365 A.2d at 803.
Inasmuch as the court committed reversible error when it improperly ordered the pleadings amended, we have no cause to reach defendant's other contentions on appeal.
All Justices concurring.
1. Defendant's wife, Ruth Jacques, was not made a party to this action.
2. M.R.Civ.P. 15(b) provides:
(b) Amendments to Conform to the Evidence: When issues not raised by the pleadings are tried by express or implied consent of the parties, they shall be treated in all respects as if they had been raised in the pleadings. Such amendment of the pleadings as may be necessary to cause them to conform to the evidence and to raise these issues may be made upon motion of any party at any time, even after judgment; but failure so to amend does not affect the result of the trial of these issues. If evidence is objected to at the trial on the ground that it is not within the issues made by the pleadings, the court may allow the pleadings to be amended and shall do so freely when the presentation of the merits of the action will be subserved thereby and the objecting party fails to satisfy the court that the admission of such evidence would prejudice him in maintaining his action or defense upon the merits. The court may grant a continuance to enable the objecting party to meet such evidence.

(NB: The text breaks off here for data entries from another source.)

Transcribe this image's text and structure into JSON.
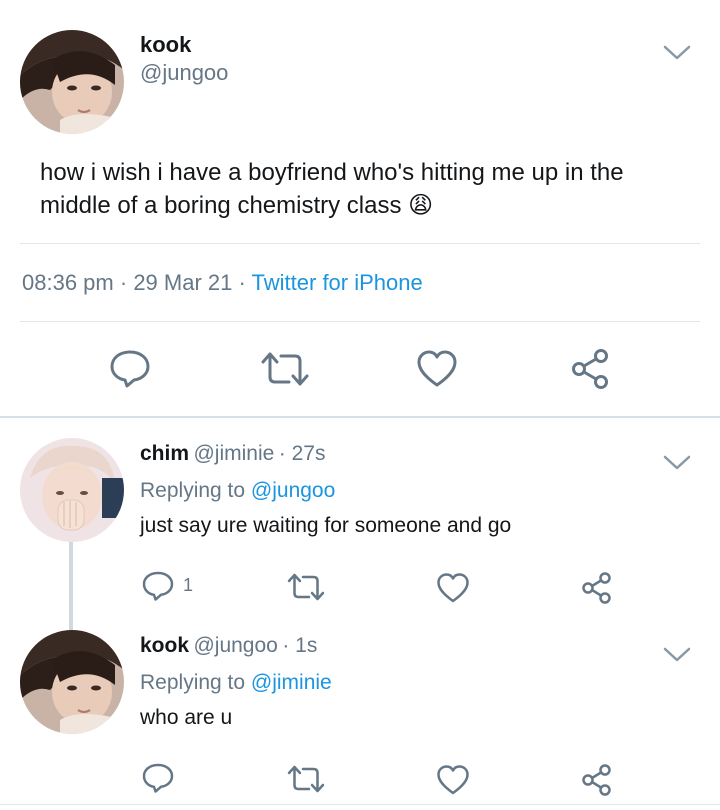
{
  "main_tweet": {
    "display_name": "kook",
    "handle": "@jungoo",
    "text_line1": "how i wish i have a boyfriend who's hitting me up in the",
    "text_line2": "middle of a boring chemistry class",
    "emoji": "😩",
    "time": "08:36 pm",
    "separator": "·",
    "date": "29 Mar 21",
    "source": "Twitter for iPhone"
  },
  "replies": [
    {
      "display_name": "chim",
      "handle": "@jiminie",
      "age": "· 27s",
      "replying_prefix": "Replying to",
      "replying_to": "@jungoo",
      "text": "just say ure waiting for someone and go",
      "reply_count": "1"
    },
    {
      "display_name": "kook",
      "handle": "@jungoo",
      "age": "· 1s",
      "replying_prefix": "Replying to",
      "replying_to": "@jiminie",
      "text": "who are u",
      "reply_count": ""
    }
  ],
  "colors": {
    "icon_gray": "#657786",
    "link_blue": "#1b95e0",
    "divider": "#e1e8ed",
    "thread_line": "#cfd9de"
  }
}
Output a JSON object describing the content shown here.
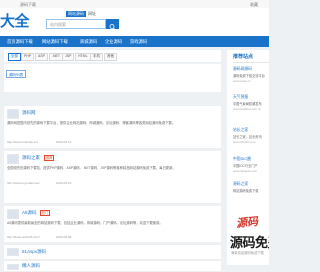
{
  "topbar": {
    "left_text": "源码下载",
    "right_text": "收藏"
  },
  "header": {
    "logo": "大全",
    "tabs": [
      {
        "label": "网站源码"
      },
      {
        "label": "网址"
      }
    ],
    "search_placeholder": "站内搜索"
  },
  "nav": {
    "items": [
      "首页源码下载",
      "网站源码下载",
      "商城源码",
      "企业源码",
      "游戏源码"
    ]
  },
  "filter": {
    "chips": [
      "全部",
      "PHP",
      "ASP",
      ".NET",
      "JSP",
      "HTML",
      "手机",
      "其他"
    ]
  },
  "view": {
    "toggle_label": "源码列表"
  },
  "items": [
    {
      "title": "源码网",
      "desc": "源码网是国内领先的源码下载平台，提供企业网站源码、商城源码、论坛源码、博客源码等各类网站源码免费下载。",
      "url": "http://www.example.cn/",
      "date": "2020-05-12"
    },
    {
      "title": "源码之家",
      "badge": "推荐",
      "desc": "全国领先的源码下载站，提供PHP源码、ASP源码、.NET源码、JSP源码等各种精品网站源码免费下载，每日更新。",
      "url": "http://www.mycodes.net/",
      "date": "2020-05-10"
    },
    {
      "title": "A5源码",
      "badge": "热门",
      "desc": "A5源码提供最新最全的网站源码下载，包括企业源码、商城源码、门户源码、论坛源码等，欢迎下载使用。",
      "url": "http://down.admin5.com/",
      "date": "2020-05-08"
    },
    {
      "title": "51Aspx源码",
      "desc": "51Aspx是专业的ASP.NET源码下载平台，提供各类.NET源码免费下载与交流分享。",
      "url": "http://www.51aspx.com/",
      "date": "2020-05-05"
    },
    {
      "title": "懒人源码",
      "desc": "",
      "url": "",
      "date": ""
    }
  ],
  "side": {
    "title": "推荐站点",
    "entries": [
      {
        "title": "源码网源码",
        "desc": "源码免费下载交流平台",
        "url": "www.code.cn"
      },
      {
        "title": "天气预报",
        "desc": "中国气象局权威发布",
        "url": "www.weather.com.cn"
      },
      {
        "title": "站长之家",
        "desc": "站长之家，站长资讯",
        "url": "www.chinaz.com"
      },
      {
        "title": "中国IDC圈",
        "desc": "中国IDC行业门户",
        "url": "www.idcquan.com"
      },
      {
        "title": "源码之家",
        "desc": "网站源码免费下载",
        "url": "www.mycodes.net"
      }
    ]
  },
  "promo": {
    "red_text": "源码",
    "black_text": "源码免费",
    "small_text": "海量精品源码免费下载"
  },
  "colors": {
    "primary": "#1a73c9",
    "accent": "#d63a2f",
    "page_bg": "#eef1f4"
  }
}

3. We note an indication in the record that the jury was given a verdict form in which they were presented with an alternative which recited: "We find for the plaintiff in the amount of _____ dollars as there was no meeting of the minds." We also note that before retiring the jury was instructed by the court as follows: `If there was no contract, if you find that they really had not come to an agreement, the parties would be entitled to be restored to the status quo . . . ." Both the verdict form and the charge demonstrate that the trial Justice was in fact instructing the jurors that if they were to find no meeting of the minds, then they must find for plaintiff. The court was thereby precluding the jurors from the possibility of finding no meeting of the minds and yet allowing defendant to retain the money under a gift theory. Defendant's attorney seasonably objected not only to the amendment, but also to the verdict form and later to the court's instruction to the jury on the meeting of minds issue.
4. Apparently to buttress his assertion that the court's amendment injected a new theory into the case, defendant argues in his brief on appeal that "it was quite frankly assumed by all parties that there was a contract." The statement is not substantiated by the record; it is clear that throughout the trial defendant was continually denying the existence of a contract and, in fact, he so stated in his pre-trial memorandum. It is well settled that a party cannot change his defense on appeal. Frost v. Lucey, Me., 231 A.2d 441 (1967); Inhabitants of Town of Georgetown v. Reid, 132 Me. 414, 171 A. 907 (1934); Tibbetts v. Penley, 83 Me. 118, 21 A. 838 (1890). We therefore do not consider the merit of this new contention.